Prem Panicker’s post, “Cry Havoc.”
This is the 28th installment of my weekly column for Mint, Thinking it Through.
Dear Navjot Sidhu
Recently on a television show, I am told, you criticised the Indian Cricket League (ICL), and the players signing up with it, on the grounds that “they are in it for the money.” You found this reprehensible, clearly feeling that the profit motive was a bad thing. I wish to congratulate you on your beliefs. They were once shared by no less than Jawaharlal Nehru, who described “profit” as “a dirty word.” Indeed, I have heard that when he got angry at someone, he would abuse him or her by shouting, “You, you… you Profit!” But that could be apocryphal.
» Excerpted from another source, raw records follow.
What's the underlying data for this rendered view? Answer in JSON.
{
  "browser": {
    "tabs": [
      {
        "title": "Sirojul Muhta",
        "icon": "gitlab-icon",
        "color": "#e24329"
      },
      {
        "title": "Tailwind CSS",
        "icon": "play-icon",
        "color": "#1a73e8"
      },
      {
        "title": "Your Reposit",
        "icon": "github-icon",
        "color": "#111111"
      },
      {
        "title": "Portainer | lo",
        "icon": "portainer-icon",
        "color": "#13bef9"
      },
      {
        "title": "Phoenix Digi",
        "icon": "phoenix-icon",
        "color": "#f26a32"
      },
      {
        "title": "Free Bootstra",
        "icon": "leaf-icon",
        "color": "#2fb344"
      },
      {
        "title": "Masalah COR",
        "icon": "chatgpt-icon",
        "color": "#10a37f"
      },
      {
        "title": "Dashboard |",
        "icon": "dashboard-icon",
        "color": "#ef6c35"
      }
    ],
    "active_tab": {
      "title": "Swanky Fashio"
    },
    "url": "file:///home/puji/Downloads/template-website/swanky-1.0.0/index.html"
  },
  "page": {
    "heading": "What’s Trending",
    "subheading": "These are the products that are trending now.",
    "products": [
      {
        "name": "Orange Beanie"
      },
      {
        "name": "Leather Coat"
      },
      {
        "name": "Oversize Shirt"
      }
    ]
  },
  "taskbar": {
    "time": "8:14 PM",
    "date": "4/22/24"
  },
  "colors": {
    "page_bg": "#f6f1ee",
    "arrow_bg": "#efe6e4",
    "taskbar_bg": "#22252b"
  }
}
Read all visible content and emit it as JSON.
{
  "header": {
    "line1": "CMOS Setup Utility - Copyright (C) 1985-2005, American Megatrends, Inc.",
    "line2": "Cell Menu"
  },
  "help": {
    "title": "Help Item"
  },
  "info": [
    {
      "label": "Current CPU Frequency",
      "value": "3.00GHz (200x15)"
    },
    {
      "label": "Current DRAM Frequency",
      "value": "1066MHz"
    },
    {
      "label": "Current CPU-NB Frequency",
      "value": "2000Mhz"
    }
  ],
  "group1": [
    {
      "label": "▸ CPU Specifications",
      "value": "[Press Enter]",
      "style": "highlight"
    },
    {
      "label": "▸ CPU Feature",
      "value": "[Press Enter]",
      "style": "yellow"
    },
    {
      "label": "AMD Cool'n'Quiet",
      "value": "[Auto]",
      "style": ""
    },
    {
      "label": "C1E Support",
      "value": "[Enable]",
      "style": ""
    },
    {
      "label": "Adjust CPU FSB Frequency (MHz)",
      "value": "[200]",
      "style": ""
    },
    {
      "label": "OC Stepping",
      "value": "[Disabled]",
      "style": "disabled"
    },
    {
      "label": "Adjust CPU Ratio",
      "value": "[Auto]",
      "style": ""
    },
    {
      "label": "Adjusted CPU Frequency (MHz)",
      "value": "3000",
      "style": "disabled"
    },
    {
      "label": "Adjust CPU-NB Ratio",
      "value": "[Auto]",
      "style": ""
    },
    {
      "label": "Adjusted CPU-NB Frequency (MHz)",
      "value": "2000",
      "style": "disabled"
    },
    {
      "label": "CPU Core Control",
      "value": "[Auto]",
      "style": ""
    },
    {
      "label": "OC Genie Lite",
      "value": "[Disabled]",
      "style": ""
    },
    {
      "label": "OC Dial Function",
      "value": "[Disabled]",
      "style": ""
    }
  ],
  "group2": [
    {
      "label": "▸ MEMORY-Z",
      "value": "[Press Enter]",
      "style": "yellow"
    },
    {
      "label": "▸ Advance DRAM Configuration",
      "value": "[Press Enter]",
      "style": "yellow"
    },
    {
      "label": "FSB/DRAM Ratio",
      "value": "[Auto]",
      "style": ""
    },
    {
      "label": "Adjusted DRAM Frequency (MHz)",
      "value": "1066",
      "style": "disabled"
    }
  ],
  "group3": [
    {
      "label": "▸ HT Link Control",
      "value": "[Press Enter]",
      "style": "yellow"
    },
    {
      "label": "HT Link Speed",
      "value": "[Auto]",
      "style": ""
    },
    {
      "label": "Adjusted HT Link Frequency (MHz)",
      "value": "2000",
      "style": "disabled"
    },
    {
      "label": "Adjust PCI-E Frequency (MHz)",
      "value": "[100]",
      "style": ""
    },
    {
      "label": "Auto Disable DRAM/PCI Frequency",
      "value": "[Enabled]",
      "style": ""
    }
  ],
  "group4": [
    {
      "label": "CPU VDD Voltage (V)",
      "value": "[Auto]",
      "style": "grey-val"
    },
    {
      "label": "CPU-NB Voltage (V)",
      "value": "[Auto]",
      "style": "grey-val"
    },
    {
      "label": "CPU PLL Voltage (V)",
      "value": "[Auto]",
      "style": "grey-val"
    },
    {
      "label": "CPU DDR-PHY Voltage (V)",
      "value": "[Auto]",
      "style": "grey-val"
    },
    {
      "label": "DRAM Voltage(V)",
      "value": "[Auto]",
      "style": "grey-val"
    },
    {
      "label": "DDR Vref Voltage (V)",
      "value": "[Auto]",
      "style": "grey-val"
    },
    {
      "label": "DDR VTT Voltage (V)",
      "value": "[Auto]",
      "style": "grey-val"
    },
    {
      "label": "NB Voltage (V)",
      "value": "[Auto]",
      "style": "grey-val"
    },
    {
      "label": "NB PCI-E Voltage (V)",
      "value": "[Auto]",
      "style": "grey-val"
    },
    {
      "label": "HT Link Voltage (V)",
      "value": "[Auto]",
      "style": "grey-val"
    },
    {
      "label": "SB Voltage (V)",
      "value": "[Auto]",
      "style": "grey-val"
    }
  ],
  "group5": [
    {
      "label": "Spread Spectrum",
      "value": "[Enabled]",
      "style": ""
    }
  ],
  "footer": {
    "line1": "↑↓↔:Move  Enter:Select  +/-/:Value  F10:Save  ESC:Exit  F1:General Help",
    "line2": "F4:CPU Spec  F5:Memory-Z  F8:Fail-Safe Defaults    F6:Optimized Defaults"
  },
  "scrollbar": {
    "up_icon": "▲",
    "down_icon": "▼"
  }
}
Mr Sidhu, allow me to express how much I admire your values. Shunning profit, as you surely do if your actions mirror your words, takes immense fortitude. You are always smartly dressed, with your turban matching your tie, despite buying clothes only from people who manufacture and sell them as a social service. When you eat out with your better half, who is also named Navjot and is therefore the better Navjot, you only eat at restaurants that were not begun to make a profit, but to help needy diners like yourself. Indeed, you buy no goods or services manufactured with the profit motive, and I really must ask you sometime where you shop. You also clearly accept absolutely no money for the entertainment you provide us on television, which is very kind of you. Your magnanimity has moved me.